>>
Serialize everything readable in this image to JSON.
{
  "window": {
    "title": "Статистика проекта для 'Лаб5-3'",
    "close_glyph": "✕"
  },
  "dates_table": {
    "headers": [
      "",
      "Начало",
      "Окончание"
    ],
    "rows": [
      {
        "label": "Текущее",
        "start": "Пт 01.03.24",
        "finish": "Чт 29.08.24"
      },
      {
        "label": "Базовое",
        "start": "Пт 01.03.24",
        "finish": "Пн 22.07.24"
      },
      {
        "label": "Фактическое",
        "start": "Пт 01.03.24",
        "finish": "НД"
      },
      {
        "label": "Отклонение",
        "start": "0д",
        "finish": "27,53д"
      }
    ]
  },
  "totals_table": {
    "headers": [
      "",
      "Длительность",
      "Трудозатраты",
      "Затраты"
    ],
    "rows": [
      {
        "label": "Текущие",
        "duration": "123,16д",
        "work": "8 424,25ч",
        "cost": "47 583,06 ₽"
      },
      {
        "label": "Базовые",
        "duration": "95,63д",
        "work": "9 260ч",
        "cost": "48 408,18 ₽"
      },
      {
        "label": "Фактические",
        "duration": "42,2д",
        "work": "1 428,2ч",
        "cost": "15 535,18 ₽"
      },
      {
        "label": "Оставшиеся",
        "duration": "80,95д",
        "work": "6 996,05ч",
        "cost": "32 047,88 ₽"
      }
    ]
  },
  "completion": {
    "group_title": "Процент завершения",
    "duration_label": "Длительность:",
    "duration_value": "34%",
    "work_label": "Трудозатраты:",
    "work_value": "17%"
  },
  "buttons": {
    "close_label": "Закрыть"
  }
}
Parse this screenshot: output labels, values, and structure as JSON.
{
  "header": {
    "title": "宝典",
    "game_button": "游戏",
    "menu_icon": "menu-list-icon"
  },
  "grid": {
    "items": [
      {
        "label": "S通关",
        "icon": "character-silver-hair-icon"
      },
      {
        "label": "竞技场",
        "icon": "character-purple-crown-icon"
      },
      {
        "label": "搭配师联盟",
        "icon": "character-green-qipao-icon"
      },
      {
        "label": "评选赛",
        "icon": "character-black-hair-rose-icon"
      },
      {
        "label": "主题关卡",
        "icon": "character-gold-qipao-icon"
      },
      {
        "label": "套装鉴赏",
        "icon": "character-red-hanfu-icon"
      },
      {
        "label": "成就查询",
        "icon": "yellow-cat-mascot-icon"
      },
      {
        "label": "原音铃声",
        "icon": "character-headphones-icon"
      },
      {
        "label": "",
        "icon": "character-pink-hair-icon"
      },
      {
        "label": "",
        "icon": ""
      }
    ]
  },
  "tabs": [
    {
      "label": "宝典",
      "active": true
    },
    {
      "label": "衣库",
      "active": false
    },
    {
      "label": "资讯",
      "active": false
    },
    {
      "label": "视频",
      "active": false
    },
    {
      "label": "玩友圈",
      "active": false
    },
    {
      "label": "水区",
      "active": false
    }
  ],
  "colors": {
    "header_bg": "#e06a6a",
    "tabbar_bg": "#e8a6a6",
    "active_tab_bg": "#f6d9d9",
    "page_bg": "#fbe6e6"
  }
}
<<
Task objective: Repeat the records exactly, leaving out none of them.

Solution below:
Serialize everything readable in this image to JSON.
{
  "window": {
    "title": "Статистика проекта для 'Лаб5-3'",
    "close_glyph": "✕"
  },
  "dates_table": {
    "headers": [
      "",
      "Начало",
      "Окончание"
    ],
    "rows": [
      {
        "label": "Текущее",
        "start": "Пт 01.03.24",
        "finish": "Чт 29.08.24"
      },
      {
        "label": "Базовое",
        "start": "Пт 01.03.24",
        "finish": "Пн 22.07.24"
      },
      {
        "label": "Фактическое",
        "start": "Пт 01.03.24",
        "finish": "НД"
      },
      {
        "label": "Отклонение",
        "start": "0д",
        "finish": "27,53д"
      }
    ]
  },
  "totals_table": {
    "headers": [
      "",
      "Длительность",
      "Трудозатраты",
      "Затраты"
    ],
    "rows": [
      {
        "label": "Текущие",
        "duration": "123,16д",
        "work": "8 424,25ч",
        "cost": "47 583,06 ₽"
      },
      {
        "label": "Базовые",
        "duration": "95,63д",
        "work": "9 260ч",
        "cost": "48 408,18 ₽"
      },
      {
        "label": "Фактические",
        "duration": "42,2д",
        "work": "1 428,2ч",
        "cost": "15 535,18 ₽"
      },
      {
        "label": "Оставшиеся",
        "duration": "80,95д",
        "work": "6 996,05ч",
        "cost": "32 047,88 ₽"
      }
    ]
  },
  "completion": {
    "group_title": "Процент завершения",
    "duration_label": "Длительность:",
    "duration_value": "34%",
    "work_label": "Трудозатраты:",
    "work_value": "17%"
  },
  "buttons": {
    "close_label": "Закрыть"
  }
}
Parse this screenshot: output labels, values, and structure as JSON.
{
  "header": {
    "title": "宝典",
    "game_button": "游戏",
    "menu_icon": "menu-list-icon"
  },
  "grid": {
    "items": [
      {
        "label": "S通关",
        "icon": "character-silver-hair-icon"
      },
      {
        "label": "竞技场",
        "icon": "character-purple-crown-icon"
      },
      {
        "label": "搭配师联盟",
        "icon": "character-green-qipao-icon"
      },
      {
        "label": "评选赛",
        "icon": "character-black-hair-rose-icon"
      },
      {
        "label": "主题关卡",
        "icon": "character-gold-qipao-icon"
      },
      {
        "label": "套装鉴赏",
        "icon": "character-red-hanfu-icon"
      },
      {
        "label": "成就查询",
        "icon": "yellow-cat-mascot-icon"
      },
      {
        "label": "原音铃声",
        "icon": "character-headphones-icon"
      },
      {
        "label": "",
        "icon": "character-pink-hair-icon"
      },
      {
        "label": "",
        "icon": ""
      }
    ]
  },
  "tabs": [
    {
      "label": "宝典",
      "active": true
    },
    {
      "label": "衣库",
      "active": false
    },
    {
      "label": "资讯",
      "active": false
    },
    {
      "label": "视频",
      "active": false
    },
    {
      "label": "玩友圈",
      "active": false
    },
    {
      "label": "水区",
      "active": false
    }
  ],
  "colors": {
    "header_bg": "#e06a6a",
    "tabbar_bg": "#e8a6a6",
    "active_tab_bg": "#f6d9d9",
    "page_bg": "#fbe6e6"
  }
}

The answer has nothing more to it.